All the upsurging interest in computer-operated method claims being Bilski-ed out of existence raised curiosity about whether ‘lip service’ was being paid to the machine-or-tranformation standard.
A search in the published, pending patent applications database yielded 1867 apps, published in 2009, describing a computer and using the claim term “transform.” That total would be reduced by eliminating claims to Fourier operations.
Among the many claimed transformation were the following:
“to transform said plurality of sensitive data values into a plurality of desensitized data”
“transforming through the computer readable storage medium a first operator variable of a first operator”
“to transform the encoded information to a readable format in that the user authenticates himself using a personal code”
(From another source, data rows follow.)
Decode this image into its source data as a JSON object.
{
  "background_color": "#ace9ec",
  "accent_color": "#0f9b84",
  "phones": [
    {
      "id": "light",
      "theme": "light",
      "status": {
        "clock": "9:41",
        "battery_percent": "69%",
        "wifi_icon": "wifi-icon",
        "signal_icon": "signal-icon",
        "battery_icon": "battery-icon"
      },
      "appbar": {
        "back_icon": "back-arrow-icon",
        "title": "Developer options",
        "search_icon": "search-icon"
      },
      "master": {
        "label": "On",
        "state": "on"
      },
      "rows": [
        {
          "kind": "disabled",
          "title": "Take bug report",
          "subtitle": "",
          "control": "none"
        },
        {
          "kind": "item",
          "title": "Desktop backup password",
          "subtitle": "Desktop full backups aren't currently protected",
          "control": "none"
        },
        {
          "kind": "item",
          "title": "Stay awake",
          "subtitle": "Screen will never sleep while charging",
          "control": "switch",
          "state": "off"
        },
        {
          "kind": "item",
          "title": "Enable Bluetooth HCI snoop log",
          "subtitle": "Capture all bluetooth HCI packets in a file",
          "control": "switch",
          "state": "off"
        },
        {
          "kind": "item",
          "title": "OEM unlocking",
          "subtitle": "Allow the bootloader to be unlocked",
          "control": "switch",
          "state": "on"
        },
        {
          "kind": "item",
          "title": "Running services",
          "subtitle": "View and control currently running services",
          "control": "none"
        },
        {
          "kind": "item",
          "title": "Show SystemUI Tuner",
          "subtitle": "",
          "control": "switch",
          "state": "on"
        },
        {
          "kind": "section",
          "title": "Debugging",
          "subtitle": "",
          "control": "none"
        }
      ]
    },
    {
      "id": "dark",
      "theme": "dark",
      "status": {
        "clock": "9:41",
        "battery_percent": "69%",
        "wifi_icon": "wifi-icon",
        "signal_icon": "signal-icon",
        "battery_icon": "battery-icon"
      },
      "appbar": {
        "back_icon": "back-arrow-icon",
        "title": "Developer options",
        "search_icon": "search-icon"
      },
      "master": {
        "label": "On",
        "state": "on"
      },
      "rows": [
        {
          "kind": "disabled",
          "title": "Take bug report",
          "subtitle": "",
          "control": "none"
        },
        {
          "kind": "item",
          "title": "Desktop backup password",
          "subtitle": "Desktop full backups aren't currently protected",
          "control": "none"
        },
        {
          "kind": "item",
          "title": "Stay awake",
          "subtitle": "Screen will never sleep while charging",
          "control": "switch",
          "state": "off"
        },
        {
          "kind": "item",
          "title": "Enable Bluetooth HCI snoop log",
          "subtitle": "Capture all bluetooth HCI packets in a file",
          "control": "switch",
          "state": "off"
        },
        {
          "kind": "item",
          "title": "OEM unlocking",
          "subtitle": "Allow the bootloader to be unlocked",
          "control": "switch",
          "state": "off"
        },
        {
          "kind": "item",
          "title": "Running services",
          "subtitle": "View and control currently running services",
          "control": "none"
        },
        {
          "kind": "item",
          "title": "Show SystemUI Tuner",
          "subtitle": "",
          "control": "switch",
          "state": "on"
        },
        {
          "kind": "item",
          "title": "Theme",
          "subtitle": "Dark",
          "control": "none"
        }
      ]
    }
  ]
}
Hard to know whether the “transform” limitation is there to particularly point out an essential feature, or was inserted so as to come out on the side of ‘claiming it the way they said to.’ Equally unknown about these apps is whether the intangible data, which is claimed to be part of the transformation, might be “representative of physical objects or substances.” In re Bilski. Let’s leave that inquiry – whether the data refers to a physical article – for some examiner to consider.